AIM OF THE EXERCISE: Return all the data verbatim but without images.

DATASET:
►

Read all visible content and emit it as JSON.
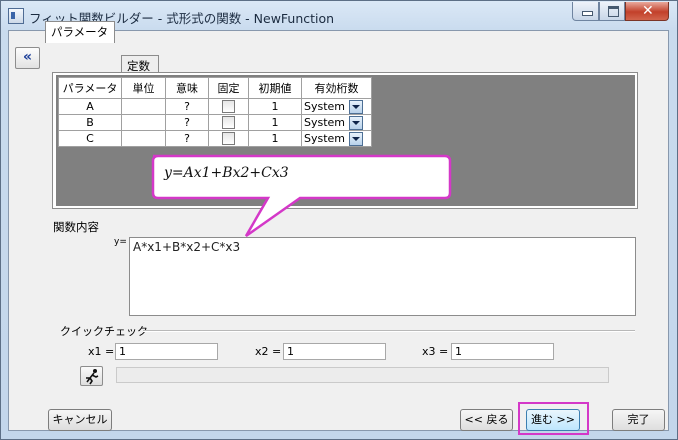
{
  "window": {
    "title": "フィット関数ビルダー - 式形式の関数 - NewFunction",
    "close_glyph": "✕"
  },
  "collapse_button": {
    "label": "«"
  },
  "tabs": [
    {
      "label": "パラメータ",
      "selected": true
    },
    {
      "label": "定数",
      "selected": false
    }
  ],
  "param_table": {
    "headers": [
      "パラメータ",
      "単位",
      "意味",
      "固定",
      "初期値",
      "有効桁数"
    ],
    "rows": [
      {
        "name": "A",
        "unit": "",
        "meaning": "?",
        "fixed": false,
        "initial": "1",
        "sig": "System"
      },
      {
        "name": "B",
        "unit": "",
        "meaning": "?",
        "fixed": false,
        "initial": "1",
        "sig": "System"
      },
      {
        "name": "C",
        "unit": "",
        "meaning": "?",
        "fixed": false,
        "initial": "1",
        "sig": "System"
      }
    ]
  },
  "callout": {
    "formula": "y=Ax1+Bx2+Cx3",
    "border_color": "#d438c8"
  },
  "function_section": {
    "label": "関数内容",
    "y_label": "y=",
    "body": "A*x1+B*x2+C*x3"
  },
  "quick_check": {
    "label": "クイックチェック",
    "inputs": [
      {
        "label": "x1 =",
        "value": "1"
      },
      {
        "label": "x2 =",
        "value": "1"
      },
      {
        "label": "x3 =",
        "value": "1"
      }
    ]
  },
  "buttons": {
    "cancel": "キャンセル",
    "back": "<< 戻る",
    "next": "進む >>",
    "finish": "完了"
  },
  "colors": {
    "highlight": "#d438c8",
    "grid_bg": "#808080"
  }
}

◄

ANSWER BELOW:
Read all visible content and emit it as JSON.
{
  "window": {
    "title": "フィット関数ビルダー - 式形式の関数 - NewFunction",
    "close_glyph": "✕"
  },
  "collapse_button": {
    "label": "«"
  },
  "tabs": [
    {
      "label": "パラメータ",
      "selected": true
    },
    {
      "label": "定数",
      "selected": false
    }
  ],
  "param_table": {
    "headers": [
      "パラメータ",
      "単位",
      "意味",
      "固定",
      "初期値",
      "有効桁数"
    ],
    "rows": [
      {
        "name": "A",
        "unit": "",
        "meaning": "?",
        "fixed": false,
        "initial": "1",
        "sig": "System"
      },
      {
        "name": "B",
        "unit": "",
        "meaning": "?",
        "fixed": false,
        "initial": "1",
        "sig": "System"
      },
      {
        "name": "C",
        "unit": "",
        "meaning": "?",
        "fixed": false,
        "initial": "1",
        "sig": "System"
      }
    ]
  },
  "callout": {
    "formula": "y=Ax1+Bx2+Cx3",
    "border_color": "#d438c8"
  },
  "function_section": {
    "label": "関数内容",
    "y_label": "y=",
    "body": "A*x1+B*x2+C*x3"
  },
  "quick_check": {
    "label": "クイックチェック",
    "inputs": [
      {
        "label": "x1 =",
        "value": "1"
      },
      {
        "label": "x2 =",
        "value": "1"
      },
      {
        "label": "x3 =",
        "value": "1"
      }
    ]
  },
  "buttons": {
    "cancel": "キャンセル",
    "back": "<< 戻る",
    "next": "進む >>",
    "finish": "完了"
  },
  "colors": {
    "highlight": "#d438c8",
    "grid_bg": "#808080"
  }
}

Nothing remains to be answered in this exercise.